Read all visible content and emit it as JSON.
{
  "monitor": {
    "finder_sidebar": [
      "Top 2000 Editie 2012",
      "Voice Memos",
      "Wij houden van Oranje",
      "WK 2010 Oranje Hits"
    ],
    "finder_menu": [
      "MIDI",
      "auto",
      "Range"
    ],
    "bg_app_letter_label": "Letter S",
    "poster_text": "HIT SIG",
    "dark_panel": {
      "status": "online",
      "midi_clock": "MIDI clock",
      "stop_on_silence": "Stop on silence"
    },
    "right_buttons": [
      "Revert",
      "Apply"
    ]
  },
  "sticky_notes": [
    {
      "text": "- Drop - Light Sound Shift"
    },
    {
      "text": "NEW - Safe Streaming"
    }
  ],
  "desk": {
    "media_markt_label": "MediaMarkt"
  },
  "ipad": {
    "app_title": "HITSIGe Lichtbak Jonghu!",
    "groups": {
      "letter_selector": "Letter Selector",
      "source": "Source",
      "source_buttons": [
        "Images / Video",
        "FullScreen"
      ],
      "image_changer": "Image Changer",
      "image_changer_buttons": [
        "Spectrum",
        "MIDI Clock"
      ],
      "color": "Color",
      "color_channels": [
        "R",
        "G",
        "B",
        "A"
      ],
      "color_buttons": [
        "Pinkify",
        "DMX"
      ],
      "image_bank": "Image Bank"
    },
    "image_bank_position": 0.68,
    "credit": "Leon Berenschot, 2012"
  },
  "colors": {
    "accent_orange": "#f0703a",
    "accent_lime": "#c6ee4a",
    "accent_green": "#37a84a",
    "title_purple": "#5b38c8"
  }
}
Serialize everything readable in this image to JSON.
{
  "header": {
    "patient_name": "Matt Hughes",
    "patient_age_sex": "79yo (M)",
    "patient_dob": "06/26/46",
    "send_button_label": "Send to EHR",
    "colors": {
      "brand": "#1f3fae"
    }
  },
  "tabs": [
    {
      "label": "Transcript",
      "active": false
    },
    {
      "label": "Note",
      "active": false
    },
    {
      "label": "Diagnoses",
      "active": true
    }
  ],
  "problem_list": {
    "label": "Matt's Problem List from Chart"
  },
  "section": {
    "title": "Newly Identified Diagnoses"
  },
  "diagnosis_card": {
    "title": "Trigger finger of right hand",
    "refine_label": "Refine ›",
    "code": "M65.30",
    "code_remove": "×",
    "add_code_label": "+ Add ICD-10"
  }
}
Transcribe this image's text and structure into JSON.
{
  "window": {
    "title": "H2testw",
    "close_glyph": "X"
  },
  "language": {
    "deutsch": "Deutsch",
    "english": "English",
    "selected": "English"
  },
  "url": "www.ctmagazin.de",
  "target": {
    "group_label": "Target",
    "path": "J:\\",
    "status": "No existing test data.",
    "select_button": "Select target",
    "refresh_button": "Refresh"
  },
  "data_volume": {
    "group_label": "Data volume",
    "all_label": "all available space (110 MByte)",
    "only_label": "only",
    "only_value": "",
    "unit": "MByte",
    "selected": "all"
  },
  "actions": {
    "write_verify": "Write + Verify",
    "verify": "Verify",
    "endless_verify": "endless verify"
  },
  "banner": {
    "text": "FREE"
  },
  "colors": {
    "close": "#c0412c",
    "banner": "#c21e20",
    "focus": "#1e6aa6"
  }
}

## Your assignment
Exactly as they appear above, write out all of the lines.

## Response to this exercise
Read all visible content and emit it as JSON.
{
  "monitor": {
    "finder_sidebar": [
      "Top 2000 Editie 2012",
      "Voice Memos",
      "Wij houden van Oranje",
      "WK 2010 Oranje Hits"
    ],
    "finder_menu": [
      "MIDI",
      "auto",
      "Range"
    ],
    "bg_app_letter_label": "Letter S",
    "poster_text": "HIT SIG",
    "dark_panel": {
      "status": "online",
      "midi_clock": "MIDI clock",
      "stop_on_silence": "Stop on silence"
    },
    "right_buttons": [
      "Revert",
      "Apply"
    ]
  },
  "sticky_notes": [
    {
      "text": "- Drop - Light Sound Shift"
    },
    {
      "text": "NEW - Safe Streaming"
    }
  ],
  "desk": {
    "media_markt_label": "MediaMarkt"
  },
  "ipad": {
    "app_title": "HITSIGe Lichtbak Jonghu!",
    "groups": {
      "letter_selector": "Letter Selector",
      "source": "Source",
      "source_buttons": [
        "Images / Video",
        "FullScreen"
      ],
      "image_changer": "Image Changer",
      "image_changer_buttons": [
        "Spectrum",
        "MIDI Clock"
      ],
      "color": "Color",
      "color_channels": [
        "R",
        "G",
        "B",
        "A"
      ],
      "color_buttons": [
        "Pinkify",
        "DMX"
      ],
      "image_bank": "Image Bank"
    },
    "image_bank_position": 0.68,
    "credit": "Leon Berenschot, 2012"
  },
  "colors": {
    "accent_orange": "#f0703a",
    "accent_lime": "#c6ee4a",
    "accent_green": "#37a84a",
    "title_purple": "#5b38c8"
  }
}
Serialize everything readable in this image to JSON.
{
  "header": {
    "patient_name": "Matt Hughes",
    "patient_age_sex": "79yo (M)",
    "patient_dob": "06/26/46",
    "send_button_label": "Send to EHR",
    "colors": {
      "brand": "#1f3fae"
    }
  },
  "tabs": [
    {
      "label": "Transcript",
      "active": false
    },
    {
      "label": "Note",
      "active": false
    },
    {
      "label": "Diagnoses",
      "active": true
    }
  ],
  "problem_list": {
    "label": "Matt's Problem List from Chart"
  },
  "section": {
    "title": "Newly Identified Diagnoses"
  },
  "diagnosis_card": {
    "title": "Trigger finger of right hand",
    "refine_label": "Refine ›",
    "code": "M65.30",
    "code_remove": "×",
    "add_code_label": "+ Add ICD-10"
  }
}
Transcribe this image's text and structure into JSON.
{
  "window": {
    "title": "H2testw",
    "close_glyph": "X"
  },
  "language": {
    "deutsch": "Deutsch",
    "english": "English",
    "selected": "English"
  },
  "url": "www.ctmagazin.de",
  "target": {
    "group_label": "Target",
    "path": "J:\\",
    "status": "No existing test data.",
    "select_button": "Select target",
    "refresh_button": "Refresh"
  },
  "data_volume": {
    "group_label": "Data volume",
    "all_label": "all available space (110 MByte)",
    "only_label": "only",
    "only_value": "",
    "unit": "MByte",
    "selected": "all"
  },
  "actions": {
    "write_verify": "Write + Verify",
    "verify": "Verify",
    "endless_verify": "endless verify"
  },
  "banner": {
    "text": "FREE"
  },
  "colors": {
    "close": "#c0412c",
    "banner": "#c21e20",
    "focus": "#1e6aa6"
  }
}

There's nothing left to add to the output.